It seems to me that we are living into our own Mary Poppins moment in the world. Things are topsy-turvy. The known has suddenly become unfamiliar and the standard ways of doing business have changed. COVID-19 has thrown us a curve-ball. How shall we respond?

Taking a cue from the Disciples following the Ascension, and Mary Poppins, perhaps we can move most gracefully through this time by being the Family of God. Like the apostles, following the Ascension, we are in our own period of waiting. We don’t know precisely what the future will bring—but we do know this—we know that we shall have a hand in making that future what it will be. What’s more, we carry with us the assurance that God, in the form of the Holy Spirit, will be with us.

I wonder, what the apostles thought as they witnessed the departure of their Lord. The Gospel tells us they stand there—looking up into heaven, until two men in white robes say to them: “Men of Galilee, why do you stand looking up toward heaven...” In other words, “Get on with the business of being disciples.” And they returned to Jerusalem.

But these men and women, they weren’t bereft, and they weren’t sitting around in a funk, twiddling their thumbs: they were praying, and waiting. They knew a future was coming—and they wanted to be prepared for when it arrived.

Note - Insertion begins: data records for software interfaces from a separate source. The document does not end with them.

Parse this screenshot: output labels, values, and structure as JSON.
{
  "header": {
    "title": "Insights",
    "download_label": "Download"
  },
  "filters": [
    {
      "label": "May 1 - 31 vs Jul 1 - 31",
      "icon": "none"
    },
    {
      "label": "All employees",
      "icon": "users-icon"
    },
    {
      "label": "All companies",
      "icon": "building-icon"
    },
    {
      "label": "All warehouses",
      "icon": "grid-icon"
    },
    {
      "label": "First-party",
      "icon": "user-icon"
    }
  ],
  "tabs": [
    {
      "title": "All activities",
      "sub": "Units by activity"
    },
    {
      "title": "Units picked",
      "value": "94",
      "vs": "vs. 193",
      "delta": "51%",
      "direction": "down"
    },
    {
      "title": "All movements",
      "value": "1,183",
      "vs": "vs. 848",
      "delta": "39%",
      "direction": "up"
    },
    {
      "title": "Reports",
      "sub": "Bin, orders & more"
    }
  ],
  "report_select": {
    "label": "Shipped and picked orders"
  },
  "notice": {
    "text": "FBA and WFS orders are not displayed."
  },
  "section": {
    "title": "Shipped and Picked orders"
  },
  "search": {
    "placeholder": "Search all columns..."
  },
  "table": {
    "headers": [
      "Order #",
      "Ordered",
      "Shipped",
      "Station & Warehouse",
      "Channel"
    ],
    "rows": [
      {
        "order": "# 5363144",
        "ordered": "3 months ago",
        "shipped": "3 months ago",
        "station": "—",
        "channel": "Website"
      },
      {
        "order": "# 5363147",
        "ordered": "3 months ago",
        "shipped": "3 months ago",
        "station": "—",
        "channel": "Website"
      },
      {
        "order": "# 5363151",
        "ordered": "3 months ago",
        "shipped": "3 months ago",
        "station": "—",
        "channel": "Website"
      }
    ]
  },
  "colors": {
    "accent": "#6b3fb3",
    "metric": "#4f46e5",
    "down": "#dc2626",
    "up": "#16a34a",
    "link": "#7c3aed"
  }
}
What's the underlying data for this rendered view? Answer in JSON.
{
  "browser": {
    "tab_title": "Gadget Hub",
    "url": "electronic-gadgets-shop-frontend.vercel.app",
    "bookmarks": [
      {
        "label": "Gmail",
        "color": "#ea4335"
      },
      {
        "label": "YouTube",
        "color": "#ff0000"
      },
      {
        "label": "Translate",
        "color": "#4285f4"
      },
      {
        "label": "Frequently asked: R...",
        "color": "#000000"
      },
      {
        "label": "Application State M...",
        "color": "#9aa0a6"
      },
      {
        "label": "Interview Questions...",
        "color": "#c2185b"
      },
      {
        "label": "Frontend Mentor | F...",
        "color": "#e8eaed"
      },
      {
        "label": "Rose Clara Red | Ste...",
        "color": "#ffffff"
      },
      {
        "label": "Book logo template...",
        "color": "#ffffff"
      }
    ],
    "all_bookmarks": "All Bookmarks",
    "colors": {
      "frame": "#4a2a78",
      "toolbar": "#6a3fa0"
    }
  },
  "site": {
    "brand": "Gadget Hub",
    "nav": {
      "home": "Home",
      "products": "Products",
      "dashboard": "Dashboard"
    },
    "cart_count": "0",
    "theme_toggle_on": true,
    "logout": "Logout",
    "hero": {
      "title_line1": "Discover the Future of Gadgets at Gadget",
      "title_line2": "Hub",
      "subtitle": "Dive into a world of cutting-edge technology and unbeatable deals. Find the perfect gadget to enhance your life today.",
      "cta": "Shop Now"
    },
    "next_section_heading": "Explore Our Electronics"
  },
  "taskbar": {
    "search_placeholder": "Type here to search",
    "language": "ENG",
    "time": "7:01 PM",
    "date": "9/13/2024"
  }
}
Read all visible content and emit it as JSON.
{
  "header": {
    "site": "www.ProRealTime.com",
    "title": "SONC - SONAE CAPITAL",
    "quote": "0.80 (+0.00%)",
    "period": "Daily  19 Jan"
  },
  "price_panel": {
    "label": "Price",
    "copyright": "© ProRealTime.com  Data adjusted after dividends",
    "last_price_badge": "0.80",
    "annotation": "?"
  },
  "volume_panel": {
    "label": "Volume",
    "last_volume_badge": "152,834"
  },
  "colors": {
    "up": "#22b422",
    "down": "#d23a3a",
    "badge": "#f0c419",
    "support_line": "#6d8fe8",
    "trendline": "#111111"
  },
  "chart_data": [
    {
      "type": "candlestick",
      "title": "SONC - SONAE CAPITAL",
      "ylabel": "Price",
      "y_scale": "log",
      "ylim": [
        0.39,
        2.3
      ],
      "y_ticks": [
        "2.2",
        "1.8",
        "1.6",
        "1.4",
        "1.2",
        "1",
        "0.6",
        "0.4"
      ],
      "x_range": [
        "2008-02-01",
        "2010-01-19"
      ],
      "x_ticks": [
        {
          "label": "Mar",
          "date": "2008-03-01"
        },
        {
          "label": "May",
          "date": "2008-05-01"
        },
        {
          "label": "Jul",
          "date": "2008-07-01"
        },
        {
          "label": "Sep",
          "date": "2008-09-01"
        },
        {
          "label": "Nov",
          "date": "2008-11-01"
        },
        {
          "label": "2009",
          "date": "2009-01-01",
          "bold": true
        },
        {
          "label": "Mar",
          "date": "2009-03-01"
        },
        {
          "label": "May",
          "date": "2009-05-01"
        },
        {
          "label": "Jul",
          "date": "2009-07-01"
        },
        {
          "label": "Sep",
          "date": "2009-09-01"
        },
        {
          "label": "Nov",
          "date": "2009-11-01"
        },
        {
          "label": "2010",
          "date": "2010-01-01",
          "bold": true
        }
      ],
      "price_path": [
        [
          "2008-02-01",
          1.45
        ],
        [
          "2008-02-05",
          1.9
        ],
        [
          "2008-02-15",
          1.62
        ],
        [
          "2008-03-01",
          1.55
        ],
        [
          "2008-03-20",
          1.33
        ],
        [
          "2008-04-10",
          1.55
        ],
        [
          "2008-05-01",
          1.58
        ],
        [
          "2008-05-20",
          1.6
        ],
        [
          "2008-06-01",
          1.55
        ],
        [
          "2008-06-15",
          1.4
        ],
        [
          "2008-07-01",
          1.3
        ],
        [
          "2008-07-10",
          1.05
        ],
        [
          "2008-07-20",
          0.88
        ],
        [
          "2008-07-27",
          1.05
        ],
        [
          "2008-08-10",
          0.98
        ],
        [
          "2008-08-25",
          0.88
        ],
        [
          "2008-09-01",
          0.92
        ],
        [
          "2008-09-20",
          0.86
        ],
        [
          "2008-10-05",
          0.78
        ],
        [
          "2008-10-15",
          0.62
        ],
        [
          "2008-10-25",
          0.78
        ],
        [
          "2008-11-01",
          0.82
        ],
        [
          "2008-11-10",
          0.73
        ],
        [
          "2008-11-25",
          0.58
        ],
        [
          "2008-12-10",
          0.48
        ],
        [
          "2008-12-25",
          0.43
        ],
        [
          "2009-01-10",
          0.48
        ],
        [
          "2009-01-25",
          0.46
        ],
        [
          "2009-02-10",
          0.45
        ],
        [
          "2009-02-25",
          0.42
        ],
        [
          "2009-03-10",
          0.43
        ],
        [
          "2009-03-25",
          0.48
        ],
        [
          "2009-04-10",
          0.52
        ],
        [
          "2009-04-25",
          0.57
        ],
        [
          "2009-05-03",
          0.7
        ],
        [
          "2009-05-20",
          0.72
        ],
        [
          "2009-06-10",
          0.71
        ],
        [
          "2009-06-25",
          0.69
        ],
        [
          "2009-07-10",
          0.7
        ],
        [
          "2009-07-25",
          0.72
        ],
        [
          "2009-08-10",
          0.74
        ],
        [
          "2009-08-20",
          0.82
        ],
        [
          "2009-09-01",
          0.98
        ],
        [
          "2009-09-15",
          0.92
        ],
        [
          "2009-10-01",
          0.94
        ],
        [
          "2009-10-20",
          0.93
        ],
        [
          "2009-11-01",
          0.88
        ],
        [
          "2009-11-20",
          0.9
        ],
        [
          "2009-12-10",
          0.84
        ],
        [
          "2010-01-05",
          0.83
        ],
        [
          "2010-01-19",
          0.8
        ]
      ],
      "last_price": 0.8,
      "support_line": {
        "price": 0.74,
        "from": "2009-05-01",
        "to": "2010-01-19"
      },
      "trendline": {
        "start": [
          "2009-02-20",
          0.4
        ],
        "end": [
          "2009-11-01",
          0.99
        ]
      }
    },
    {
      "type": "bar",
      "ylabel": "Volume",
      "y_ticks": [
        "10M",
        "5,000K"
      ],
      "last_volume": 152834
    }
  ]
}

I don’t see us much differently. Here at St. Paul’s we’re actively preparing for the return of in-person worship on July 5th. It will be different, that’s for certain—and it will come with a variety of challenges we wouldn’t have imagined a few months previously—but I am confident that we will be ready. Like the disciples who lived in that in-between time, we are waiting, we are praying, and we are actively preparing. And, like the disciples, we too are a family, a community of faith, that has been blessed with the grace of God and the gift of the Holy Spirit. Our task is to live into the calling to be the Family of God, to share the grace we have received with others and to do so with the knowledge, confidence and joy that we, indeed, are guided by the Holy Spirit of God. In the name of our risen Savior. Alleluia! Amen.